- _Your goal_
Across these entries, count the lines holding the string "value"; the number is the whole answer.

════════

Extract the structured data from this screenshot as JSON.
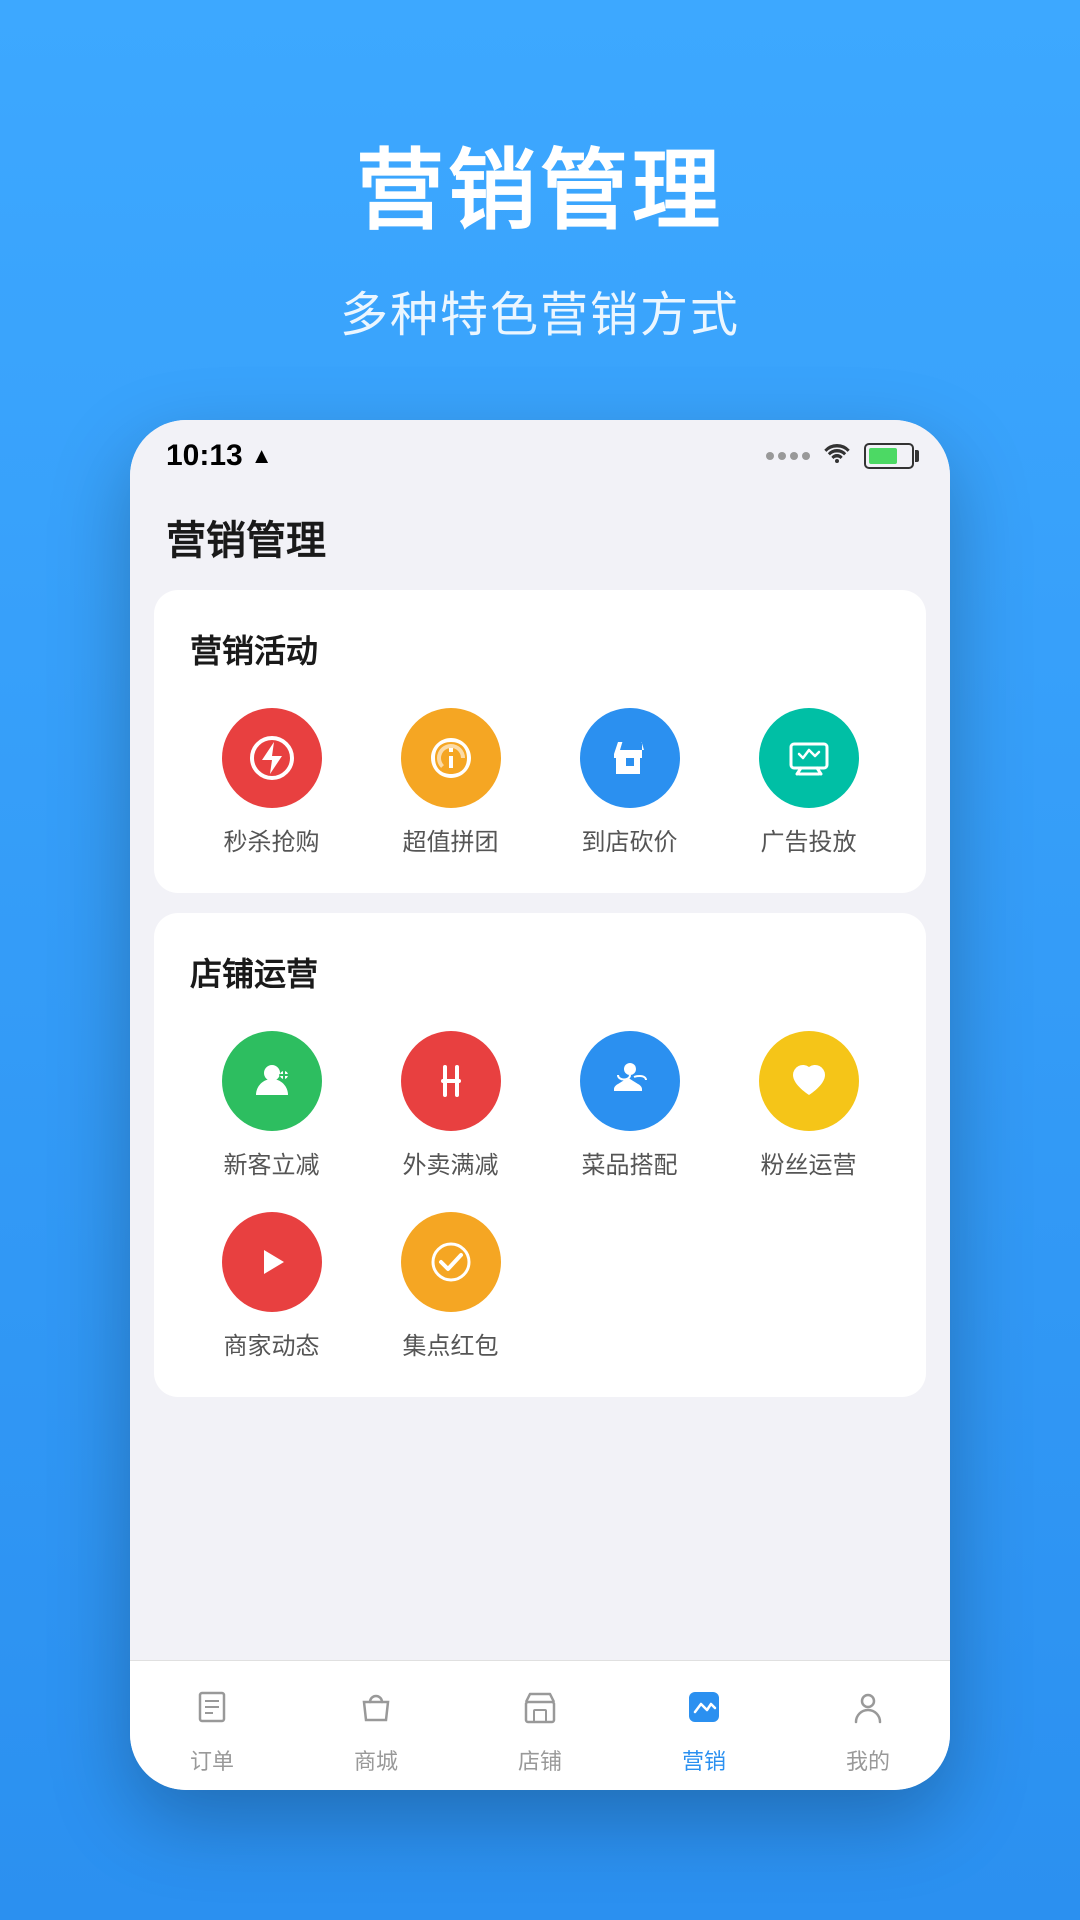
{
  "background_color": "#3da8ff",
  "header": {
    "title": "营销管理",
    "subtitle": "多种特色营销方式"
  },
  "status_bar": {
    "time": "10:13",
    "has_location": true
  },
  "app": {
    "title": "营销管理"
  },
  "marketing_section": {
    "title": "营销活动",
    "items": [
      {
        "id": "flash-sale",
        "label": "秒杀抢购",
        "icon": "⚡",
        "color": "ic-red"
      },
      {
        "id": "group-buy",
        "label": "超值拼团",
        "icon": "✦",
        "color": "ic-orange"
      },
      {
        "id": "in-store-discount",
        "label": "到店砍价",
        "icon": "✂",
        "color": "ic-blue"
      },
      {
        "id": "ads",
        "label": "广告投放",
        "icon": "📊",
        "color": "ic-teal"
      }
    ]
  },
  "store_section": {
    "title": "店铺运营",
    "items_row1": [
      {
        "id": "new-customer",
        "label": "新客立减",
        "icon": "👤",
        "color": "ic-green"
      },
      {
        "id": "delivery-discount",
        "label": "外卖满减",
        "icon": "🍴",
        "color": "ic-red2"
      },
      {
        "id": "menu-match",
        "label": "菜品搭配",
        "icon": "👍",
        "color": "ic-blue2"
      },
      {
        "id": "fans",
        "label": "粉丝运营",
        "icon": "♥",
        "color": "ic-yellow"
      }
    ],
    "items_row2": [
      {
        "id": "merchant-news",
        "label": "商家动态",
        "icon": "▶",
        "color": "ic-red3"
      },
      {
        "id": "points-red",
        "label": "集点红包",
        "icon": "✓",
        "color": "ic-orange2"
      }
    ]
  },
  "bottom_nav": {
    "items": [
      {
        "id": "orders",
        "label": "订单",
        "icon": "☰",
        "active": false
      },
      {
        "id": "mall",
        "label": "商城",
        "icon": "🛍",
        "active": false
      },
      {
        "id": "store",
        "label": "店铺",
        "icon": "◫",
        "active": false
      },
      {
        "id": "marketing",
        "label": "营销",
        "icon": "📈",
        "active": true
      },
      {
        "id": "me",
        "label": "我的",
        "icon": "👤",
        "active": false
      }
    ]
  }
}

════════

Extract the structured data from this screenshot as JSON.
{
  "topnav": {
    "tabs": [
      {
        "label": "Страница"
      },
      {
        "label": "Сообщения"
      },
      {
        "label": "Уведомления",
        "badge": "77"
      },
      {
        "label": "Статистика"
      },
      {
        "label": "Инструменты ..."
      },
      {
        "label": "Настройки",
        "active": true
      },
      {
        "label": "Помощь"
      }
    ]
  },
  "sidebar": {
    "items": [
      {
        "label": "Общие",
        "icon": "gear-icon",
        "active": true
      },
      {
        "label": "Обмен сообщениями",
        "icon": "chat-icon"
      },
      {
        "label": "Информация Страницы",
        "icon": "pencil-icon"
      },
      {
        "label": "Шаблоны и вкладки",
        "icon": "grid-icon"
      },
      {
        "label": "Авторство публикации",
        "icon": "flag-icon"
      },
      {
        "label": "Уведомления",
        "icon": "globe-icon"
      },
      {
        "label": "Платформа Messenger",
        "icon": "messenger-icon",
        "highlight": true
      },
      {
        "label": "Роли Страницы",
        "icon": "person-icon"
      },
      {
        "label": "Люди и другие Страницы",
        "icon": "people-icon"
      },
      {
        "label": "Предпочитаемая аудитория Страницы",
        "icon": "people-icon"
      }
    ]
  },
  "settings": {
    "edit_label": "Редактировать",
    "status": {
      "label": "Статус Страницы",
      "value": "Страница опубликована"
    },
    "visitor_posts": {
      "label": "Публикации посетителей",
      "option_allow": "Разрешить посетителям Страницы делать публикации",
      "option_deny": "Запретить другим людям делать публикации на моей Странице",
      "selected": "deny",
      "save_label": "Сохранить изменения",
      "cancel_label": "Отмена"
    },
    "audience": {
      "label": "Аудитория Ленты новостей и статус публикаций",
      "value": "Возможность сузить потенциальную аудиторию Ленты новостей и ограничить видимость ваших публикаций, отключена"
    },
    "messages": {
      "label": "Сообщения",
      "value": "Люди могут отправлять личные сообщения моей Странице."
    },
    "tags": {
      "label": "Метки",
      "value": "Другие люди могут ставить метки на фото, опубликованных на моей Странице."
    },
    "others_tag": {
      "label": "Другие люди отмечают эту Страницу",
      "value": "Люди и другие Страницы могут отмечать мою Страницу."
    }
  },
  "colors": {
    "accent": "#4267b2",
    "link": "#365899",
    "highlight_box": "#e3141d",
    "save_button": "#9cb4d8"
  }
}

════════

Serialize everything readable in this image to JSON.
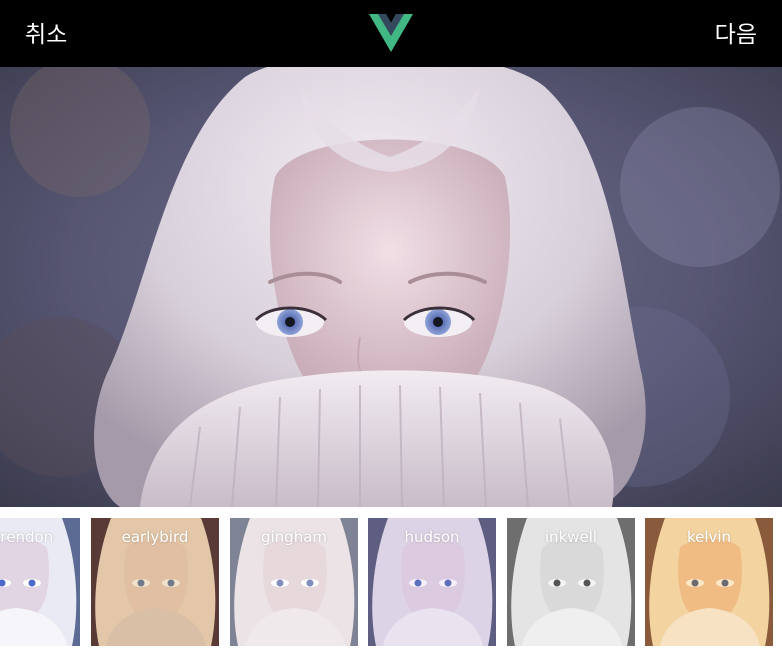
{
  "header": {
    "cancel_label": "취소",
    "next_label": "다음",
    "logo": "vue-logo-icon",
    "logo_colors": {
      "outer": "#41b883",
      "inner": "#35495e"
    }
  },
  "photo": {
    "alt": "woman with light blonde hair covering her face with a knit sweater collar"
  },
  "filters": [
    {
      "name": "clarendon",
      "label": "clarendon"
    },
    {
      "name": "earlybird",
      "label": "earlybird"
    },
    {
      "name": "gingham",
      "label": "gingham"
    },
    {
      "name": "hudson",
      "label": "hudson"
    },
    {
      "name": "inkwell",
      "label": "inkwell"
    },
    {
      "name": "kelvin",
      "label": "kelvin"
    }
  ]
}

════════

- _Exercise answer_
5